Preventing dog bites is an important goal for everyone. Unfortunately, in a world addicted to whatever looks like an easy fix, outraged citizens are asking cities and towns to outlaw certain breeds, thinking that will eliminate, or at least cut down on dog bites.
But this legislative solution is not a solution, because (1)no city or town can effectively enforce such a law and (2)even if the law could be effective, eliminating all the Pit Bulls, Rottweilers, and Dobermans in the world would not address the basic problem: DOG OWNER IRRESPONSIBILITY. Boston recently enacted an ordinance aimed at Pit Bulls and the law has done nothing to reduce the number of dog bites seen in local hospitals and doctors' offices.
What would work, then?
1: Enforcing existing animal control laws, for example. Police can effectively fine people whose dogs run loose, or who walk dogs without a leash. A program of rewards for reporting dogs running loose would help. The key here is to increase funding for animal control!
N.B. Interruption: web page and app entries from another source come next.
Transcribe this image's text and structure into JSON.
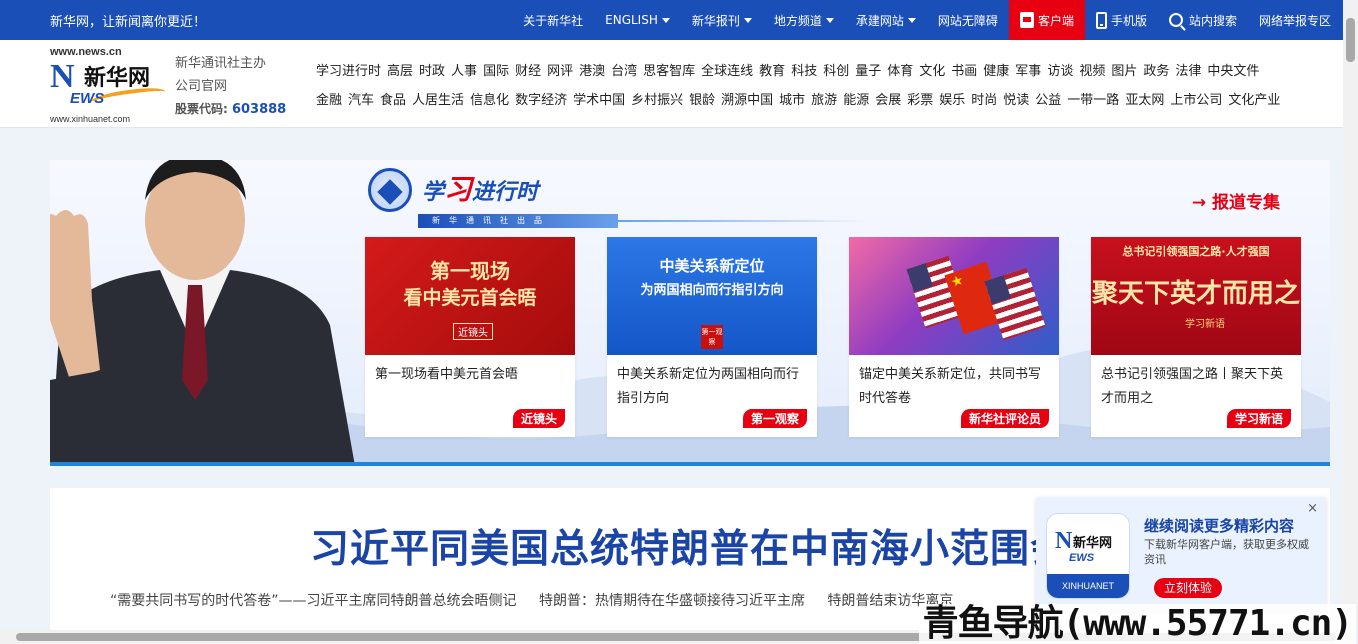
{
  "topbar": {
    "slogan": "新华网，让新闻离你更近！",
    "items": [
      {
        "label": "关于新华社"
      },
      {
        "label": "ENGLISH"
      },
      {
        "label": "新华报刊"
      },
      {
        "label": "地方频道"
      },
      {
        "label": "承建网站"
      },
      {
        "label": "网站无障碍"
      },
      {
        "label": "客户端"
      },
      {
        "label": "手机版"
      },
      {
        "label": "站内搜索"
      },
      {
        "label": "网络举报专区"
      }
    ]
  },
  "logo": {
    "url_top": "www.news.cn",
    "url_bottom": "www.xinhuanet.com",
    "big_letter": "N",
    "ews": "EWS",
    "cn_name": "新华网"
  },
  "org": {
    "line1": "新华通讯社主办",
    "line2": "公司官网",
    "stock_label": "股票代码:",
    "stock_code": "603888"
  },
  "catnav": {
    "row1": [
      "学习进行时",
      "高层",
      "时政",
      "人事",
      "国际",
      "财经",
      "网评",
      "港澳",
      "台湾",
      "思客智库",
      "全球连线",
      "教育",
      "科技",
      "科创",
      "量子",
      "体育",
      "文化",
      "书画",
      "健康",
      "军事",
      "访谈",
      "视频",
      "图片",
      "政务",
      "法律",
      "中央文件"
    ],
    "row2": [
      "金融",
      "汽车",
      "食品",
      "人居生活",
      "信息化",
      "数字经济",
      "学术中国",
      "乡村振兴",
      "银龄",
      "溯源中国",
      "城市",
      "旅游",
      "能源",
      "会展",
      "彩票",
      "娱乐",
      "时尚",
      "悦读",
      "公益",
      "一带一路",
      "亚太网",
      "上市公司",
      "文化产业"
    ]
  },
  "banner": {
    "study_title_a": "学",
    "study_title_b": "习",
    "study_title_c": "进行时",
    "study_sub": "新华通讯社出品",
    "special_link": "→ 报道专集",
    "cards": [
      {
        "thumb_line1": "第一现场",
        "thumb_line2": "看中美元首会晤",
        "thumb_badge": "近镜头",
        "title": "第一现场看中美元首会晤",
        "tag": "近镜头"
      },
      {
        "thumb_line1": "中美关系新定位",
        "thumb_line2": "为两国相向而行指引方向",
        "thumb_badge": "第一观察",
        "title": "中美关系新定位为两国相向而行指引方向",
        "tag": "第一观察"
      },
      {
        "title": "锚定中美关系新定位，共同书写时代答卷",
        "tag": "新华社评论员"
      },
      {
        "thumb_line1": "总书记引领强国之路·人才强国",
        "thumb_line2": "聚天下英才而用之",
        "thumb_badge": "学习新语",
        "title": "总书记引领强国之路丨聚天下英才而用之",
        "tag": "学习新语"
      }
    ]
  },
  "headline": {
    "title": "习近平同美国总统特朗普在中南海小范围会",
    "subs": [
      "“需要共同书写的时代答卷”——习近平主席同特朗普总统会晤侧记",
      "特朗普：热情期待在华盛顿接待习近平主席",
      "特朗普结束访华离京"
    ]
  },
  "popup": {
    "title": "继续阅读更多精彩内容",
    "desc": "下载新华网客户端，获取更多权威资讯",
    "button": "立刻体验",
    "close": "×",
    "app_n": "N",
    "app_cn": "新华网",
    "app_ews": "EWS",
    "app_foot": "XINHUANET"
  },
  "watermark": "青鱼导航(www.55771.cn)",
  "colors": {
    "brand_blue": "#1b4fb8",
    "accent_red": "#e60012",
    "headline_blue": "#1a45a6"
  }
}
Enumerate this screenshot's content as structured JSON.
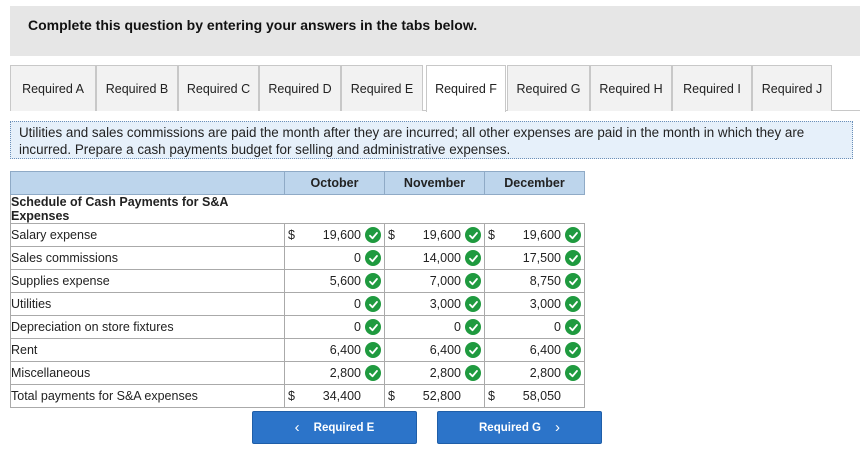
{
  "header": {
    "text": "Complete this question by entering your answers in the tabs below."
  },
  "tabs": [
    {
      "label": "Required A"
    },
    {
      "label": "Required B"
    },
    {
      "label": "Required C"
    },
    {
      "label": "Required D"
    },
    {
      "label": "Required E"
    },
    {
      "label": "Required F"
    },
    {
      "label": "Required G"
    },
    {
      "label": "Required H"
    },
    {
      "label": "Required I"
    },
    {
      "label": "Required J"
    }
  ],
  "active_tab": "Required F",
  "instructions": "Utilities and sales commissions are paid the month after they are incurred; all other expenses are paid in the month in which they are incurred. Prepare a cash payments budget for selling and administrative expenses.",
  "table": {
    "months": [
      "October",
      "November",
      "December"
    ],
    "title": "Schedule of Cash Payments for S&A Expenses",
    "rows": [
      {
        "label": "Salary expense",
        "values": [
          "19,600",
          "19,600",
          "19,600"
        ],
        "dollar": true,
        "checked": true
      },
      {
        "label": "Sales commissions",
        "values": [
          "0",
          "14,000",
          "17,500"
        ],
        "dollar": false,
        "checked": true
      },
      {
        "label": "Supplies expense",
        "values": [
          "5,600",
          "7,000",
          "8,750"
        ],
        "dollar": false,
        "checked": true
      },
      {
        "label": "Utilities",
        "values": [
          "0",
          "3,000",
          "3,000"
        ],
        "dollar": false,
        "checked": true
      },
      {
        "label": "Depreciation on store fixtures",
        "values": [
          "0",
          "0",
          "0"
        ],
        "dollar": false,
        "checked": true
      },
      {
        "label": "Rent",
        "values": [
          "6,400",
          "6,400",
          "6,400"
        ],
        "dollar": false,
        "checked": true
      },
      {
        "label": "Miscellaneous",
        "values": [
          "2,800",
          "2,800",
          "2,800"
        ],
        "dollar": false,
        "checked": true
      },
      {
        "label": "Total payments for S&A expenses",
        "values": [
          "34,400",
          "52,800",
          "58,050"
        ],
        "dollar": true,
        "checked": false
      }
    ],
    "currency_symbol": "$"
  },
  "nav": {
    "prev_label": "Required E",
    "next_label": "Required G",
    "prev_icon": "chevron-left-icon",
    "next_icon": "chevron-right-icon"
  },
  "colors": {
    "check": "#1f9a3f",
    "button": "#2c74c9",
    "table_header": "#bdd5ec",
    "instructions_bg": "#e6f0fa"
  }
}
2: So would mandatory spaying and neutering for all but AKC champions. Only bitches and dogs who have earned their championship should be bred anyway, because the goal should be to improve the temperament, health, and appearance of the breeds. It's highly unlikely that the owner of a champion Staffordshire Terrier (aka "Pit Bull")would breed her or him for killer temperament. If the law obliged veterinarians to report any non-spayed or non-neutered dog to the police, and if owners were fined, there would be fewer intact dogs to cause trouble. Intact male dogs represent 80% of dogs presented to veterinary behaviorists for dominance aggression, and are involved in 70%-76% of reported dog bites in Massachusetts.
But dog bites are only preventable in situations where owners act responsibly. All dogs need appropriate restraint, socialization, obedience training, and safe public areas in which to exercise (dog parks). Dogs and children (especially babies) need very close supervision. A child's attempt to cuddle the family dog can easily result in frightening the animal, and thus put the child at risk of a bite.
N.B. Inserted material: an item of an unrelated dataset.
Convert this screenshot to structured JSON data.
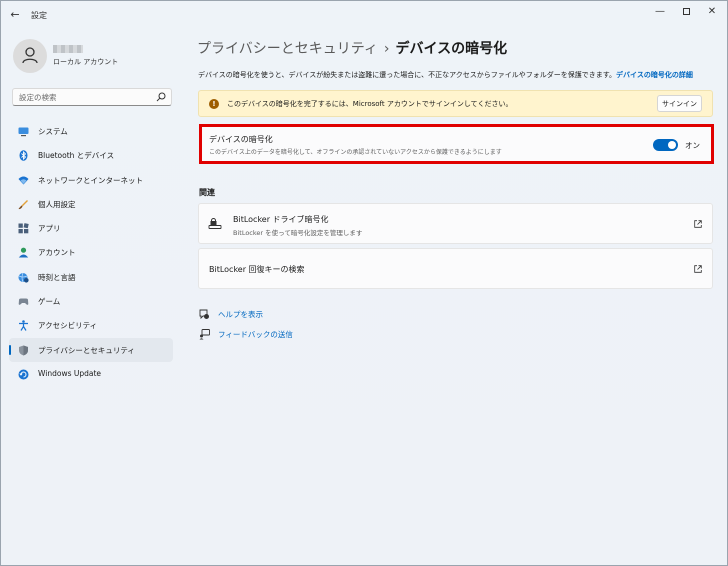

As for those who WANT dangerous dogs, they will find them - or create them through deliberate cruelty. Such people should be shot and fed to their dangerous animals.